BEGIN

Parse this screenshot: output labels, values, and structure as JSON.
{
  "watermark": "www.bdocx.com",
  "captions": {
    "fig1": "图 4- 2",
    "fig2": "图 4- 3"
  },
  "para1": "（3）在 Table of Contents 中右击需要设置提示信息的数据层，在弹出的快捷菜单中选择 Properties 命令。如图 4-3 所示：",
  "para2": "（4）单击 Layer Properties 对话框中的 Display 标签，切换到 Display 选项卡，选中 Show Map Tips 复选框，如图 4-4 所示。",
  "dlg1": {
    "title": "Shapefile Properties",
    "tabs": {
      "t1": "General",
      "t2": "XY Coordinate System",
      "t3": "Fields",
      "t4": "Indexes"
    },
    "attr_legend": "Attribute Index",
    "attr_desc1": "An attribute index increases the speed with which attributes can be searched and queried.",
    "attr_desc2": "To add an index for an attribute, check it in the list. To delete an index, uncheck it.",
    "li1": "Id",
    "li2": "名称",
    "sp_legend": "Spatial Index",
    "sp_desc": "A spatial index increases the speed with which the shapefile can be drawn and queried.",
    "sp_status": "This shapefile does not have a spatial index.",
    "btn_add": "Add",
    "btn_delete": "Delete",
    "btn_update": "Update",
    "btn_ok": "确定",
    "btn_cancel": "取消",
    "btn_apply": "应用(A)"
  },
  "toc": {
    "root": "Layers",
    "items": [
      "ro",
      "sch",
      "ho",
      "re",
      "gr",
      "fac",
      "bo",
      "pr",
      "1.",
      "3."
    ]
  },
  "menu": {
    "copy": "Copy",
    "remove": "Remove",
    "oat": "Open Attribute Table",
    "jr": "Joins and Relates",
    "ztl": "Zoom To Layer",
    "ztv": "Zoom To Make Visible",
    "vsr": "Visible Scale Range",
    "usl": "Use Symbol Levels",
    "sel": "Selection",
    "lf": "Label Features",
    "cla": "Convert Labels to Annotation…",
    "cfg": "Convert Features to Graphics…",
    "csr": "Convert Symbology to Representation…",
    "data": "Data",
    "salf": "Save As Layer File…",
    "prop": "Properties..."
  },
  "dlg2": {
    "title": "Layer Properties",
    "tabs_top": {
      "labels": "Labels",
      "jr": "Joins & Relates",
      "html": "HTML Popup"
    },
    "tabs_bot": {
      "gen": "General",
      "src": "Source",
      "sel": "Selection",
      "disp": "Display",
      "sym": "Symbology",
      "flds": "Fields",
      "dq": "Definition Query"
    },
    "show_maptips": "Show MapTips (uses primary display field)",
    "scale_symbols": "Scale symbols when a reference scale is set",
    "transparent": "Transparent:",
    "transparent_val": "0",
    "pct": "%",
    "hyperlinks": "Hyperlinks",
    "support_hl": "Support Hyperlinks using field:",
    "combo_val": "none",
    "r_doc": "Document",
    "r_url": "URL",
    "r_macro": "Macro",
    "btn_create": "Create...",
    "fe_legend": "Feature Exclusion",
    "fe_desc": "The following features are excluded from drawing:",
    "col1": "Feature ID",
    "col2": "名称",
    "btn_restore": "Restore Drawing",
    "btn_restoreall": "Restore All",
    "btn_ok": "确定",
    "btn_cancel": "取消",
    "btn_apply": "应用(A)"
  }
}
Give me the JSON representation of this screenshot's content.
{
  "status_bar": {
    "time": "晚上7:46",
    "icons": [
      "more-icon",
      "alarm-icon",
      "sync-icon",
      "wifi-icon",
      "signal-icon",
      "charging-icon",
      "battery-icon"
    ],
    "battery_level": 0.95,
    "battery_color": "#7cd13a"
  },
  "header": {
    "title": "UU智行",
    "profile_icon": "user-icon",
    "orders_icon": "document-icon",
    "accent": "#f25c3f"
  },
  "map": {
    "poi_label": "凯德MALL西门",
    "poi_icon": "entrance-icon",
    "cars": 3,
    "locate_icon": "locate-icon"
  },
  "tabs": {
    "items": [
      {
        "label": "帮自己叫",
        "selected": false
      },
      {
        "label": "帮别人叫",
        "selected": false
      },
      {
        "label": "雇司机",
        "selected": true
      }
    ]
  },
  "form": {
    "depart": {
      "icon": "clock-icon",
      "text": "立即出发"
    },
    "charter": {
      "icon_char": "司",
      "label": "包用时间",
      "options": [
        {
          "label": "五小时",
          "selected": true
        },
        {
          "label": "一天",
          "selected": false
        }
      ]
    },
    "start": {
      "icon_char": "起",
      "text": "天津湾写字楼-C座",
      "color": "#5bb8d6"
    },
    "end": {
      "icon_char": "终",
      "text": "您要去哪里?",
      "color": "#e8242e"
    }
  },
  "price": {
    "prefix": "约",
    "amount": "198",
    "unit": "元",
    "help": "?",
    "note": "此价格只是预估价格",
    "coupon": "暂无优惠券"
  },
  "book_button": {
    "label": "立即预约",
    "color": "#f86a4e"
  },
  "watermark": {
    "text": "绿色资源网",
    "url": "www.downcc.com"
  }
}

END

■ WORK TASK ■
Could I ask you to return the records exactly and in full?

■ ANSWER SECTION ■
Parse this screenshot: output labels, values, and structure as JSON.
{
  "watermark": "www.bdocx.com",
  "captions": {
    "fig1": "图 4- 2",
    "fig2": "图 4- 3"
  },
  "para1": "（3）在 Table of Contents 中右击需要设置提示信息的数据层，在弹出的快捷菜单中选择 Properties 命令。如图 4-3 所示：",
  "para2": "（4）单击 Layer Properties 对话框中的 Display 标签，切换到 Display 选项卡，选中 Show Map Tips 复选框，如图 4-4 所示。",
  "dlg1": {
    "title": "Shapefile Properties",
    "tabs": {
      "t1": "General",
      "t2": "XY Coordinate System",
      "t3": "Fields",
      "t4": "Indexes"
    },
    "attr_legend": "Attribute Index",
    "attr_desc1": "An attribute index increases the speed with which attributes can be searched and queried.",
    "attr_desc2": "To add an index for an attribute, check it in the list. To delete an index, uncheck it.",
    "li1": "Id",
    "li2": "名称",
    "sp_legend": "Spatial Index",
    "sp_desc": "A spatial index increases the speed with which the shapefile can be drawn and queried.",
    "sp_status": "This shapefile does not have a spatial index.",
    "btn_add": "Add",
    "btn_delete": "Delete",
    "btn_update": "Update",
    "btn_ok": "确定",
    "btn_cancel": "取消",
    "btn_apply": "应用(A)"
  },
  "toc": {
    "root": "Layers",
    "items": [
      "ro",
      "sch",
      "ho",
      "re",
      "gr",
      "fac",
      "bo",
      "pr",
      "1.",
      "3."
    ]
  },
  "menu": {
    "copy": "Copy",
    "remove": "Remove",
    "oat": "Open Attribute Table",
    "jr": "Joins and Relates",
    "ztl": "Zoom To Layer",
    "ztv": "Zoom To Make Visible",
    "vsr": "Visible Scale Range",
    "usl": "Use Symbol Levels",
    "sel": "Selection",
    "lf": "Label Features",
    "cla": "Convert Labels to Annotation…",
    "cfg": "Convert Features to Graphics…",
    "csr": "Convert Symbology to Representation…",
    "data": "Data",
    "salf": "Save As Layer File…",
    "prop": "Properties..."
  },
  "dlg2": {
    "title": "Layer Properties",
    "tabs_top": {
      "labels": "Labels",
      "jr": "Joins & Relates",
      "html": "HTML Popup"
    },
    "tabs_bot": {
      "gen": "General",
      "src": "Source",
      "sel": "Selection",
      "disp": "Display",
      "sym": "Symbology",
      "flds": "Fields",
      "dq": "Definition Query"
    },
    "show_maptips": "Show MapTips (uses primary display field)",
    "scale_symbols": "Scale symbols when a reference scale is set",
    "transparent": "Transparent:",
    "transparent_val": "0",
    "pct": "%",
    "hyperlinks": "Hyperlinks",
    "support_hl": "Support Hyperlinks using field:",
    "combo_val": "none",
    "r_doc": "Document",
    "r_url": "URL",
    "r_macro": "Macro",
    "btn_create": "Create...",
    "fe_legend": "Feature Exclusion",
    "fe_desc": "The following features are excluded from drawing:",
    "col1": "Feature ID",
    "col2": "名称",
    "btn_restore": "Restore Drawing",
    "btn_restoreall": "Restore All",
    "btn_ok": "确定",
    "btn_cancel": "取消",
    "btn_apply": "应用(A)"
  }
}
Give me the JSON representation of this screenshot's content.
{
  "status_bar": {
    "time": "晚上7:46",
    "icons": [
      "more-icon",
      "alarm-icon",
      "sync-icon",
      "wifi-icon",
      "signal-icon",
      "charging-icon",
      "battery-icon"
    ],
    "battery_level": 0.95,
    "battery_color": "#7cd13a"
  },
  "header": {
    "title": "UU智行",
    "profile_icon": "user-icon",
    "orders_icon": "document-icon",
    "accent": "#f25c3f"
  },
  "map": {
    "poi_label": "凯德MALL西门",
    "poi_icon": "entrance-icon",
    "cars": 3,
    "locate_icon": "locate-icon"
  },
  "tabs": {
    "items": [
      {
        "label": "帮自己叫",
        "selected": false
      },
      {
        "label": "帮别人叫",
        "selected": false
      },
      {
        "label": "雇司机",
        "selected": true
      }
    ]
  },
  "form": {
    "depart": {
      "icon": "clock-icon",
      "text": "立即出发"
    },
    "charter": {
      "icon_char": "司",
      "label": "包用时间",
      "options": [
        {
          "label": "五小时",
          "selected": true
        },
        {
          "label": "一天",
          "selected": false
        }
      ]
    },
    "start": {
      "icon_char": "起",
      "text": "天津湾写字楼-C座",
      "color": "#5bb8d6"
    },
    "end": {
      "icon_char": "终",
      "text": "您要去哪里?",
      "color": "#e8242e"
    }
  },
  "price": {
    "prefix": "约",
    "amount": "198",
    "unit": "元",
    "help": "?",
    "note": "此价格只是预估价格",
    "coupon": "暂无优惠券"
  },
  "book_button": {
    "label": "立即预约",
    "color": "#f86a4e"
  },
  "watermark": {
    "text": "绿色资源网",
    "url": "www.downcc.com"
  }
}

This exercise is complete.